Logan sometimes has items for sale here:
From Etsy: BUY NOW: PocketScintillators
Pocket Scintillator Card: three sheets of seemingly random arrays of translucent colored pixels produce words and images when stacked- shift the stack of sheets and a second images appears! Innovative kinetic optical art by inventor, artist, software developer Logan Kerby @thanksplease who kindly sent me these cards encoded with @physicsfun themes.
From Etsy: BUY NOW Squirkle Mug Ambiguous Object Illusion
These type of objects were invented by mathematician Kokichi Sugihara, and you can buy his books here:
From Amazon: BUY NOW Ambiguous Objects by Kokichi Sugihara
From Amazon (Japan): BUY NOW set of four ambiguous objects with booklet
This kit contains four white plastic illusion objects (including the arrow) and a booklet.

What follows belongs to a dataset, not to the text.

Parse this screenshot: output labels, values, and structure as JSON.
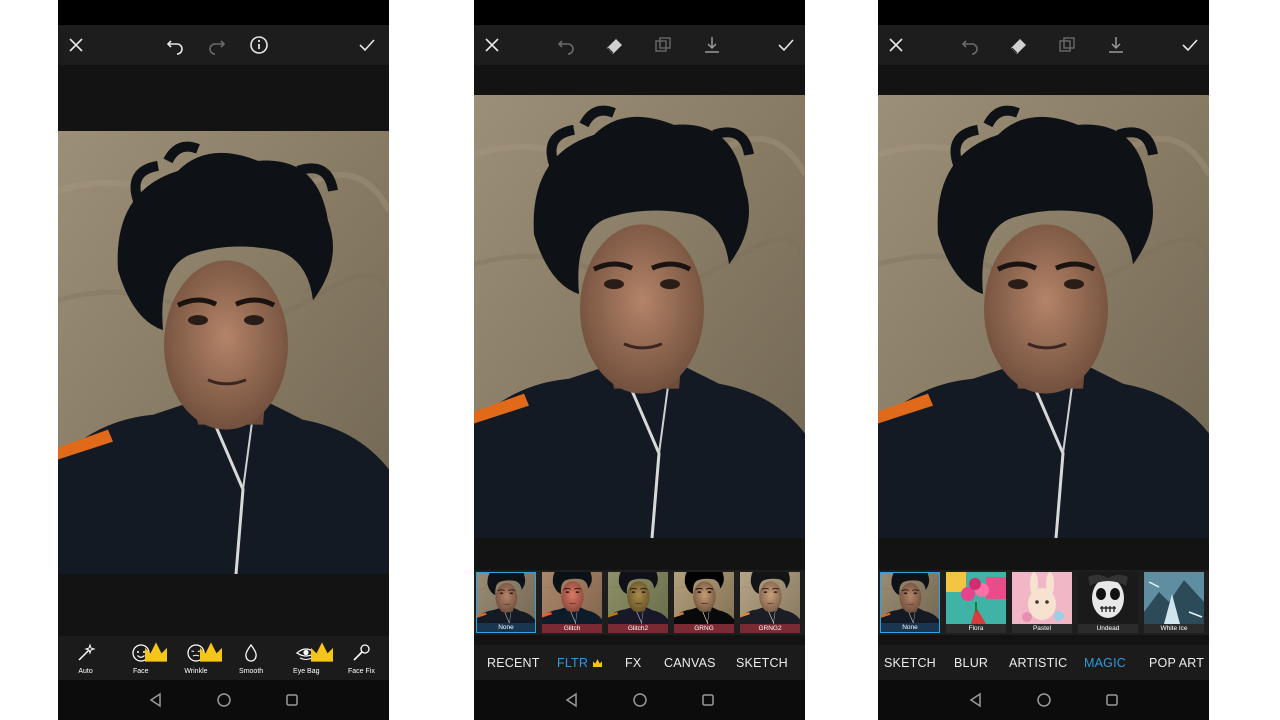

I used the translate feature in the Chrome browser to place my order and it shipped to California in a few days.
The math and physics are described here in this technical journal article by Prof. Sugihara.
Ambiguous Object Illusion Mug: circle or a square? It’s all a matter of perspective and viewing angle. The complex shape allows for both to be perceived and is based on the work of mathematician Kokichi Sugihara of Meiji University in Japan, the inventor of this illusion and art form.
Very nice wooden mini-teleidoscopes are affordably priced here:
From Amazon: BUY NOW Mini Teleidoscope
From Etsy: BUY NOW Mini Teleidoscope
Diffraction spin disks are getting harder to find. Here are some sources:
From eBay: BUY NOW Diffraction Spin Disk
and here: From Flynn Sci: BUY NOW Atom Disk
Teleidoscope with Reflective Diffraction Disk: a teleidoscope is like a kaleidoscope but with a lens on the end, such that the kaleidoscopic image is formed by whatever is put in front of it. Here a well crafted wooden teleidoscope is directed towards a spinning sheet metal disk with patterns of reflective diffraction gratings- seen here under a 40 watt incandescent bulb.
Get this Pegasus, and many other automata (dragons, fish, flying pigs!) from Keith Newstead's Etsy store:
From Etsy: BUY NOW
Automata Kinetic Art by Newstead
Pegasus Automaton: Turn a crank and this metal pterippus takes flight using simple mechanisms in what mechanical engineers call a closed kinematic chain. In his elegantly crafted automata, artist Keith Newstead uses a crank connected to linkages with multiple joints to translate rotational motion to choreographed linear and oscillatory motions.